Treat this area like you would any altar: bless it, purify it and keep objects and elements there that help you to connect with your spiritual self.
2. Embrace the mundane.
A typical magickal altar often has candles, incense, tarot cards or crystals on it. These are items that many of us associate with spirituality and witchcraft. Your self-care altar is a more functional space, however. If you have room for all those spiritual items, go for it! But I know for me, and probably for most of you too, the vanity area is already pretty cluttered with hair products, makeup products and jewelry. I don’t really have the space to include directly spiritual items too.
But as I said, function and spirituality do not need to be in opposition to each other. Consider this: what if perfume represented air, facial cleansers represented water, your curling iron represented fire and mineral powder foundation represented earth? What if you brewed a cup of tea from herbs associated with beauty and sipped it in between each step of your morning routine, consciously focusing on those things about yourself you find beautiful?
Most of us don’t have time for much ritual in the mornings – witches have work and school to get to just like everybody else! But if you embrace the little mundane things that already make up your morning routine, you’ll find magick and ritual everywhere.
3. Follow the same patterns you would use in a magickal ritual in your self-care, beauty and hygiene rituals.
Whatever formula you tend to follow for your Sabbat or moon rituals, bring those same tendencies into your self-care rituals. For me, I like to start off a magickal ritual with a little purification followed by some kind of movement (usually yoga). Then I listen to a guided meditation or recorded reading, complete any magickal workings I have planned and generally finish with a tarot reading. I typically sip hot tea through this whole process and often incorporate journaling somehow.
How can I adapt this formula for a self-care ritual?

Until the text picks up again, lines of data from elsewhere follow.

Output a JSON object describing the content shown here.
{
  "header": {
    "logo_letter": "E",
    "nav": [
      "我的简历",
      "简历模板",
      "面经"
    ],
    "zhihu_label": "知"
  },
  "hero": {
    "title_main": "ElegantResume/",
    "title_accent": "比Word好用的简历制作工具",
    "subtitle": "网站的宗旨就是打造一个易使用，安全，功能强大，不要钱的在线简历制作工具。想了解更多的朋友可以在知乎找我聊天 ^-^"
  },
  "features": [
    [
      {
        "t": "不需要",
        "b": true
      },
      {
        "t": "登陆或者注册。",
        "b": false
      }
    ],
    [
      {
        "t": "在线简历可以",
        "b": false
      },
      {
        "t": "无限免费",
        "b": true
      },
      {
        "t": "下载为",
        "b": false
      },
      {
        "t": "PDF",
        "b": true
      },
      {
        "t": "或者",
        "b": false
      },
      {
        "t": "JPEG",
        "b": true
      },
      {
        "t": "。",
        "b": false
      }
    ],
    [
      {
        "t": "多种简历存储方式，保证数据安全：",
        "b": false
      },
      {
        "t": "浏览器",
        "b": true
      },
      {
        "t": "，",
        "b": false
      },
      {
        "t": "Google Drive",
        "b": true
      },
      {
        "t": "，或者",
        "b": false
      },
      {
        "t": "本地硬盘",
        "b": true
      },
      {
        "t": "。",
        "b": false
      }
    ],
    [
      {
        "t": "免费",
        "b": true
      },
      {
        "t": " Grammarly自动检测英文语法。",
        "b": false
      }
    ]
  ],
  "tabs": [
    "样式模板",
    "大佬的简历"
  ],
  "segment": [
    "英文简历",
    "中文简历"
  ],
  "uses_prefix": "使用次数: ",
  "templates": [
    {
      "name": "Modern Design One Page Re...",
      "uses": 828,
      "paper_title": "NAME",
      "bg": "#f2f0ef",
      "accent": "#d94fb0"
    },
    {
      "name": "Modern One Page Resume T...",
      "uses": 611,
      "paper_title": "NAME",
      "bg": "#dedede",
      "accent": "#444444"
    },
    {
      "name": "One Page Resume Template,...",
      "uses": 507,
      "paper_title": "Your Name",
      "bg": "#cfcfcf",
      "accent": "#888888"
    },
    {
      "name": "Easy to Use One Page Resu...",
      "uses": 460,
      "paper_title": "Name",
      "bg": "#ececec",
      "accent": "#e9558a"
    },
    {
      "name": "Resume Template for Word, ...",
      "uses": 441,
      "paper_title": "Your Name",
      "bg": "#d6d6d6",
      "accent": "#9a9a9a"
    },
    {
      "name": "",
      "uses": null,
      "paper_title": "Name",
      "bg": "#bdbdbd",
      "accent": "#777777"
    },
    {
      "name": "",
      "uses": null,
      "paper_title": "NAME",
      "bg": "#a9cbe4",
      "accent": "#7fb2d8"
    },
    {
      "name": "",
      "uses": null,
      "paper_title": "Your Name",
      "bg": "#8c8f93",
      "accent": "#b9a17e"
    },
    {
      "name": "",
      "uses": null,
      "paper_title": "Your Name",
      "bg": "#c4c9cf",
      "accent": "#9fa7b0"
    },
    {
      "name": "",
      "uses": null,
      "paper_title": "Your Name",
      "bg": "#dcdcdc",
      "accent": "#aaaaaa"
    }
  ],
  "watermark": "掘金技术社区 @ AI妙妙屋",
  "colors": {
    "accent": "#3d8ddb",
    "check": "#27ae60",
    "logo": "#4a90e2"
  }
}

By incorporating both the magickal practices I already connect to with the habitual practices necessary for starting or ending my day. As an example, here is an evening self-care ritual I’ve created:
- Tea: Brew a cup of self-esteem boosting ginger or geranium tea.
- Purification: Remove my makeup with makeup wipes I have blessed with burning sage.
- Listen: Put on some soft instrumental music.
- Movement: Sitting at the vanity, move through 3-5 “chair” yoga poses.
- Magick: Choose a particular piece of jewelry, eyeliner or lipstick to wear the following day. Sprinkle a few drops of the self-esteem boosting tea over the item, saying aloud, Tomorrow will be filled with confidence and abundance. Place the item in the center of your vanity altar, finish the tea and retire to bed.
How do you practice self-care in your magickal and spiritual life?